(Dataset rows for apps and sites)
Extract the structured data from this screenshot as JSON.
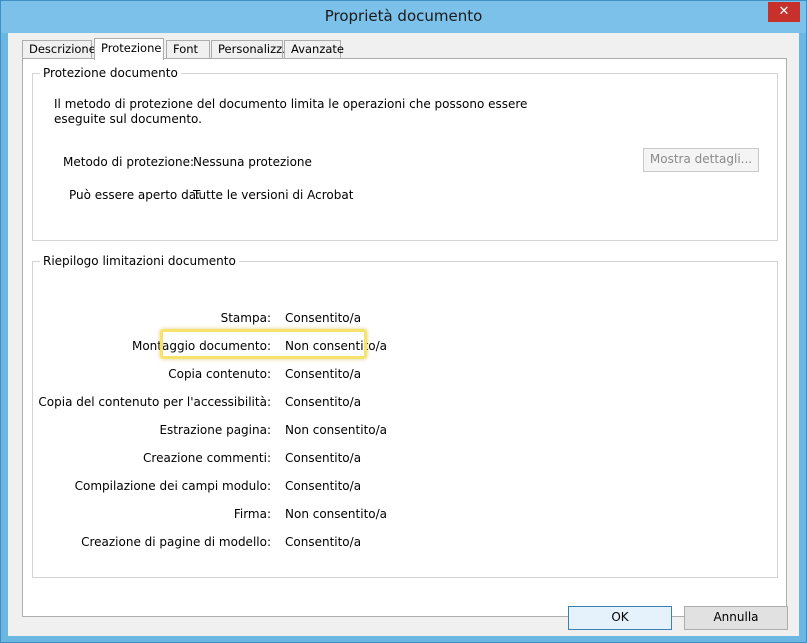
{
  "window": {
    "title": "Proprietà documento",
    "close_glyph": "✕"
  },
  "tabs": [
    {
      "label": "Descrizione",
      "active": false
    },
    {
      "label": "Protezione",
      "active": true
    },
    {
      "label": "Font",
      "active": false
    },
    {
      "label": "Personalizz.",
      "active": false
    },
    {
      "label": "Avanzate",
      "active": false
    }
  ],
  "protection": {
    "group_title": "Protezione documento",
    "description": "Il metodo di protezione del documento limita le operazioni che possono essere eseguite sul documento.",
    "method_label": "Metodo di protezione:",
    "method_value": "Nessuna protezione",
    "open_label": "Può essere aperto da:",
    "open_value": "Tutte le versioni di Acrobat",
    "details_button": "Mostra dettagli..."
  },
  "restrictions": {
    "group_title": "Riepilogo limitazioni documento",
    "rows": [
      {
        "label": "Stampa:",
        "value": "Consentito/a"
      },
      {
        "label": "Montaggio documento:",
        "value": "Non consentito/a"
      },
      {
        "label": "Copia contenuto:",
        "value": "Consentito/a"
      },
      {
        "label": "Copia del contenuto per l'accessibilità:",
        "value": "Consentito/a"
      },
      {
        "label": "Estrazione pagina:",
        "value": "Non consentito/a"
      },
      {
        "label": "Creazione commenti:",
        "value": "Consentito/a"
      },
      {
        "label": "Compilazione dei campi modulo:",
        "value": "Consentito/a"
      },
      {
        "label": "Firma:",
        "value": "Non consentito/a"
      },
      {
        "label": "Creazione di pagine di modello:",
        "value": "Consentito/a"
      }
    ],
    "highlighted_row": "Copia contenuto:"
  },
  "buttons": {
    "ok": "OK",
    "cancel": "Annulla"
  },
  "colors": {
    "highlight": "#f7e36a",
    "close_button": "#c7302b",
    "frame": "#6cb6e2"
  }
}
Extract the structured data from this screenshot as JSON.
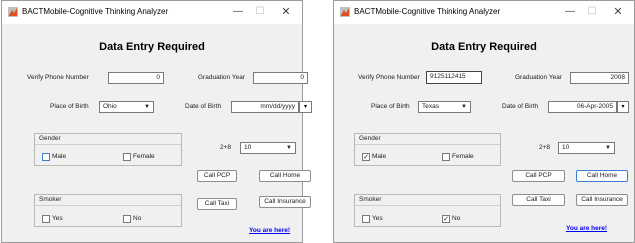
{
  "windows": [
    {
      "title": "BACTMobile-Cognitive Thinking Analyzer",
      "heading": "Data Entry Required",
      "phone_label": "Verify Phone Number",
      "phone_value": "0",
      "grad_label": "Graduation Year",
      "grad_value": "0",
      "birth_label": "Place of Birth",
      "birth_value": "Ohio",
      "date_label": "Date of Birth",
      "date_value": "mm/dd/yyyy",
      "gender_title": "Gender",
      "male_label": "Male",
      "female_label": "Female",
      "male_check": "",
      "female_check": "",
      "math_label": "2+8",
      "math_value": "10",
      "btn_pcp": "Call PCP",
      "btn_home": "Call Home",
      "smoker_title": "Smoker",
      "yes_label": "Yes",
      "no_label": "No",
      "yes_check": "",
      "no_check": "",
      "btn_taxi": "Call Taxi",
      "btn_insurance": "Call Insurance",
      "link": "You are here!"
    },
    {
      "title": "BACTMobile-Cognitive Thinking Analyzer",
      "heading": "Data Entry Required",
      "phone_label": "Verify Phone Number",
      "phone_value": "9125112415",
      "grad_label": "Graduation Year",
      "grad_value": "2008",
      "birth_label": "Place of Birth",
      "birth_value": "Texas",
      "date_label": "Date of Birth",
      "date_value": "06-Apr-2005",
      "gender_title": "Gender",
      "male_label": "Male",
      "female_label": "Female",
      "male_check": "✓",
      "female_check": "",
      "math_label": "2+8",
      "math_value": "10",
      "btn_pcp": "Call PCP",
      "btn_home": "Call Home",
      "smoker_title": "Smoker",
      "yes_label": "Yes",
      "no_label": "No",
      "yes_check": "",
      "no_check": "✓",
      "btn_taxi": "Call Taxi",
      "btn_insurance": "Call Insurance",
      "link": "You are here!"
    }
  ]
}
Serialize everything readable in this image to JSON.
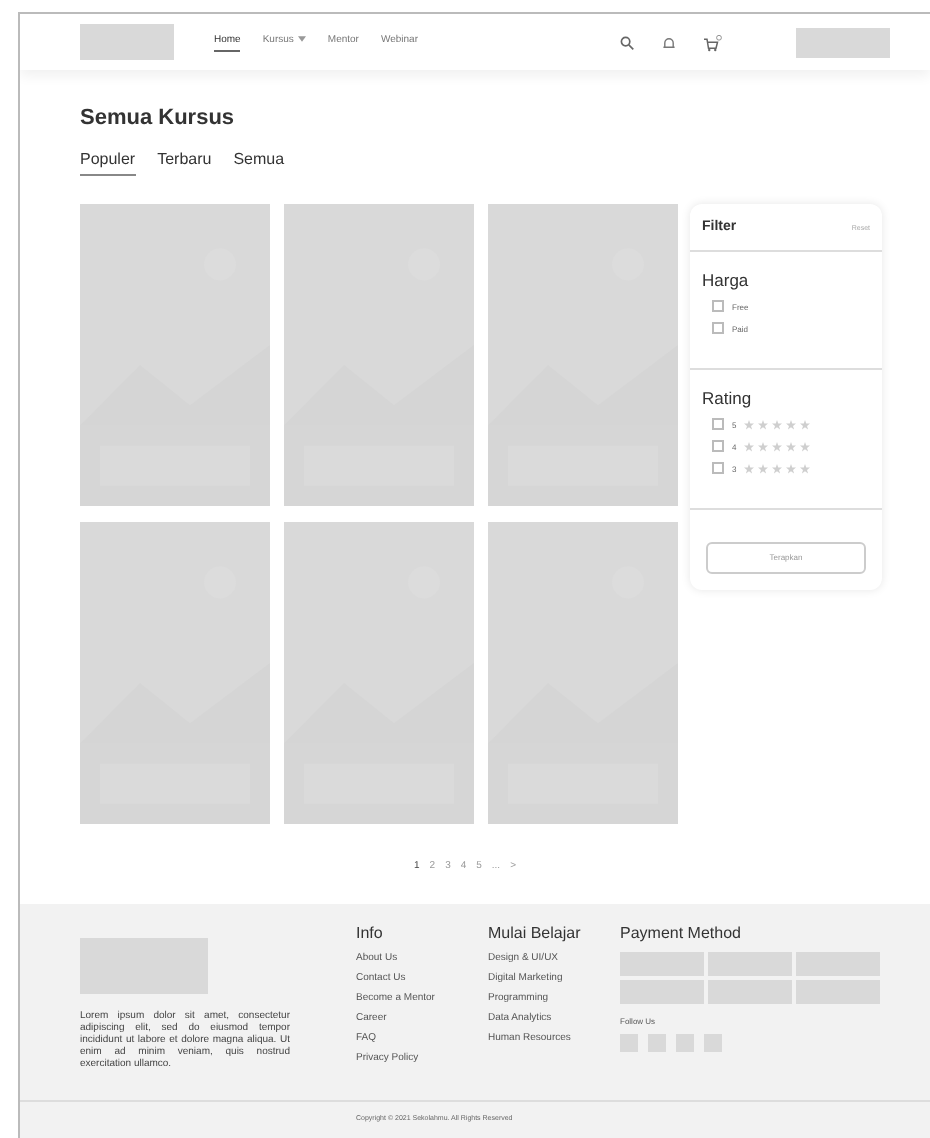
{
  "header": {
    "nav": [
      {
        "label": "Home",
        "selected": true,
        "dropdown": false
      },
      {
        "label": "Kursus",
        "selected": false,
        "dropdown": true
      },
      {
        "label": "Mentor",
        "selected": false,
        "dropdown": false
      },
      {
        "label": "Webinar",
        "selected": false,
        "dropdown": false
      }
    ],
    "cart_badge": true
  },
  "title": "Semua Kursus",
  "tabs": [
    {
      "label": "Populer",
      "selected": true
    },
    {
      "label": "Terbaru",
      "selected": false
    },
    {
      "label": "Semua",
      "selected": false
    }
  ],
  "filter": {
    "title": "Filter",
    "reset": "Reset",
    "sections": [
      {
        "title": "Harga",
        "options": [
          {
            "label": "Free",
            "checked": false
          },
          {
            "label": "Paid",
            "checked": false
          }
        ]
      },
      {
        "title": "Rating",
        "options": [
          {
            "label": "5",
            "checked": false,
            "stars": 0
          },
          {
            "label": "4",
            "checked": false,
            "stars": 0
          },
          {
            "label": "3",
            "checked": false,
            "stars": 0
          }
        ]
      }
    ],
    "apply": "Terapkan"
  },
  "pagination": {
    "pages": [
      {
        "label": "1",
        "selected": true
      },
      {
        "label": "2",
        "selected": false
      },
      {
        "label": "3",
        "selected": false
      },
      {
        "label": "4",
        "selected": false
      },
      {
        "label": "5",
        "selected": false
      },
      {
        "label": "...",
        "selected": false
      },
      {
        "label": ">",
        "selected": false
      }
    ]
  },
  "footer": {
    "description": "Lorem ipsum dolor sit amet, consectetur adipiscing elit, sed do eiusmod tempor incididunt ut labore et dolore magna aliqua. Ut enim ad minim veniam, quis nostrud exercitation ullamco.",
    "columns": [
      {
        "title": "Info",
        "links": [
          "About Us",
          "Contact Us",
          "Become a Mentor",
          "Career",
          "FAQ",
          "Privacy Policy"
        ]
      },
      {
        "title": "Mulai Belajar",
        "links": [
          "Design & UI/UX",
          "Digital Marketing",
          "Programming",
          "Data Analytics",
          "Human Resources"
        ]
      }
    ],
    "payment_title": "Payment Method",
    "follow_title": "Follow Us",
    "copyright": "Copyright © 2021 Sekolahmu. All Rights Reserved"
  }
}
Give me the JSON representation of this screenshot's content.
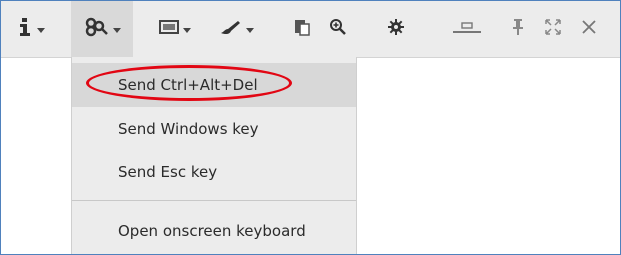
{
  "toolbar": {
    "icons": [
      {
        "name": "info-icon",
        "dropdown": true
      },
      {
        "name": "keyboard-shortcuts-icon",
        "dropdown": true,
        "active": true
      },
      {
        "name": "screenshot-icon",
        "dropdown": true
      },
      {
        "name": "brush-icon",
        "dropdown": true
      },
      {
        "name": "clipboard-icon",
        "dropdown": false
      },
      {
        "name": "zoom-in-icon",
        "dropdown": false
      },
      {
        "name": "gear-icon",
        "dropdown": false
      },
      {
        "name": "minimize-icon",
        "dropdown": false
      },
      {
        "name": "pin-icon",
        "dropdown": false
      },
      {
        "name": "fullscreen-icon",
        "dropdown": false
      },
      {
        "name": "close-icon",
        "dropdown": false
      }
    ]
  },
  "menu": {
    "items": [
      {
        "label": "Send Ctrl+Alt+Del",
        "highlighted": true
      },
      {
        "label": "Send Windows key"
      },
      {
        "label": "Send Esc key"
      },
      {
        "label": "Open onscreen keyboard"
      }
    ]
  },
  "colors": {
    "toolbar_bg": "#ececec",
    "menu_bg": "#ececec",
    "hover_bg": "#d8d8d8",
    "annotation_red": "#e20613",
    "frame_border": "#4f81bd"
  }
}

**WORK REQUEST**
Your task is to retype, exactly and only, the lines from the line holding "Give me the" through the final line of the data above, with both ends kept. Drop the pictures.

**EXERCISE SOLUTION**
Give me the JSON representation of this screenshot's content.
{
  "toolbar": {
    "icons": [
      {
        "name": "info-icon",
        "dropdown": true
      },
      {
        "name": "keyboard-shortcuts-icon",
        "dropdown": true,
        "active": true
      },
      {
        "name": "screenshot-icon",
        "dropdown": true
      },
      {
        "name": "brush-icon",
        "dropdown": true
      },
      {
        "name": "clipboard-icon",
        "dropdown": false
      },
      {
        "name": "zoom-in-icon",
        "dropdown": false
      },
      {
        "name": "gear-icon",
        "dropdown": false
      },
      {
        "name": "minimize-icon",
        "dropdown": false
      },
      {
        "name": "pin-icon",
        "dropdown": false
      },
      {
        "name": "fullscreen-icon",
        "dropdown": false
      },
      {
        "name": "close-icon",
        "dropdown": false
      }
    ]
  },
  "menu": {
    "items": [
      {
        "label": "Send Ctrl+Alt+Del",
        "highlighted": true
      },
      {
        "label": "Send Windows key"
      },
      {
        "label": "Send Esc key"
      },
      {
        "label": "Open onscreen keyboard"
      }
    ]
  },
  "colors": {
    "toolbar_bg": "#ececec",
    "menu_bg": "#ececec",
    "hover_bg": "#d8d8d8",
    "annotation_red": "#e20613",
    "frame_border": "#4f81bd"
  }
}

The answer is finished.